Read the lines of the data below and retrieve those with "Insert".

══ RECORDS SUPPLIED

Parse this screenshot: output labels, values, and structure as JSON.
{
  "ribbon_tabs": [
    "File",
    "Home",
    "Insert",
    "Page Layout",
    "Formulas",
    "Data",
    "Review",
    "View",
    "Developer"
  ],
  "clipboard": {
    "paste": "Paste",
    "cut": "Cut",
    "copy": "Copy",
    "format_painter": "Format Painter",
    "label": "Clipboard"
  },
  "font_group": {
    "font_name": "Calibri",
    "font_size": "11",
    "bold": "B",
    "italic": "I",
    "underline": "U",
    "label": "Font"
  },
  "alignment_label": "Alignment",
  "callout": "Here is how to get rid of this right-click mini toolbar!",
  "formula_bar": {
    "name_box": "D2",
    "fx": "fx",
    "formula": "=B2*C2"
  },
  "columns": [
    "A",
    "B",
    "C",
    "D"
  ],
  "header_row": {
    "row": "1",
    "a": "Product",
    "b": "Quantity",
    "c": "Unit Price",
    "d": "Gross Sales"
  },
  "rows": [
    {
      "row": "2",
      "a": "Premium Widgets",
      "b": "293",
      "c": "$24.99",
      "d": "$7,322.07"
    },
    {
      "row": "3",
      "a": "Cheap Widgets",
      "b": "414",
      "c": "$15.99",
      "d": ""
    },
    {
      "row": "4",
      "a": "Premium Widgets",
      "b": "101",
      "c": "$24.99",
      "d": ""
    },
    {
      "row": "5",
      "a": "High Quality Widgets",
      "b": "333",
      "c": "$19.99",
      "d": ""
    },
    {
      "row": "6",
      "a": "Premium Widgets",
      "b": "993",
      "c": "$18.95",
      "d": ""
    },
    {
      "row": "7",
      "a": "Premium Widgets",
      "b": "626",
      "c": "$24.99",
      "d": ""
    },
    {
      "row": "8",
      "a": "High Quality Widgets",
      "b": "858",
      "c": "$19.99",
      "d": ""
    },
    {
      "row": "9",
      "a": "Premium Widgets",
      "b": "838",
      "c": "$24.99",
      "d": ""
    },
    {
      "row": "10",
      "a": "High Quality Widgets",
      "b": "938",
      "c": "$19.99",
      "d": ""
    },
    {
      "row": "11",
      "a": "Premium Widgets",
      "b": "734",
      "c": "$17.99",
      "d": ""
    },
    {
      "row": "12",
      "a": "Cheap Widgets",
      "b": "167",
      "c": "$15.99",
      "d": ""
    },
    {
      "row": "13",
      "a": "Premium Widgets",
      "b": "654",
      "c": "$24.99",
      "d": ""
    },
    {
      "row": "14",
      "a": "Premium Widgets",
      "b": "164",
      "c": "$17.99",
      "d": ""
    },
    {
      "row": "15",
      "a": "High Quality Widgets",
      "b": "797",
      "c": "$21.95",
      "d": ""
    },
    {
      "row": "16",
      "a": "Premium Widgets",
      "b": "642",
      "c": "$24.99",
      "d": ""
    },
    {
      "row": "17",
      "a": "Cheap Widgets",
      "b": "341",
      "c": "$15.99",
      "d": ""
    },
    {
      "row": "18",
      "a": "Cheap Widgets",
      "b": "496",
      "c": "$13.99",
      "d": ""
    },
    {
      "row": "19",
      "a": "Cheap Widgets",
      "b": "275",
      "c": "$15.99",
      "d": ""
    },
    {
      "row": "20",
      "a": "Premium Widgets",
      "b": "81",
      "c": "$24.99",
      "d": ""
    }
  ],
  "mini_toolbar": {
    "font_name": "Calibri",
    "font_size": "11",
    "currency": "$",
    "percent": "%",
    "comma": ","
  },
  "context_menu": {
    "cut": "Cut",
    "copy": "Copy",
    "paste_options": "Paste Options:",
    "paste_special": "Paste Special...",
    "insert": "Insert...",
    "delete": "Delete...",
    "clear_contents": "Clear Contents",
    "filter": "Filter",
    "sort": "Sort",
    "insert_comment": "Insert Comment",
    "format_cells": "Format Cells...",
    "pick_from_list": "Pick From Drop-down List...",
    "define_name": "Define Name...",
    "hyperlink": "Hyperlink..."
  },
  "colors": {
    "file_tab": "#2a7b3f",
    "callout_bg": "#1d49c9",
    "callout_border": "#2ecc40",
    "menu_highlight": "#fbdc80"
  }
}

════

== WRITTEN ANSWER ==
    "Insert",
    "insert": "Insert...",
    "insert_comment": "Insert Comment",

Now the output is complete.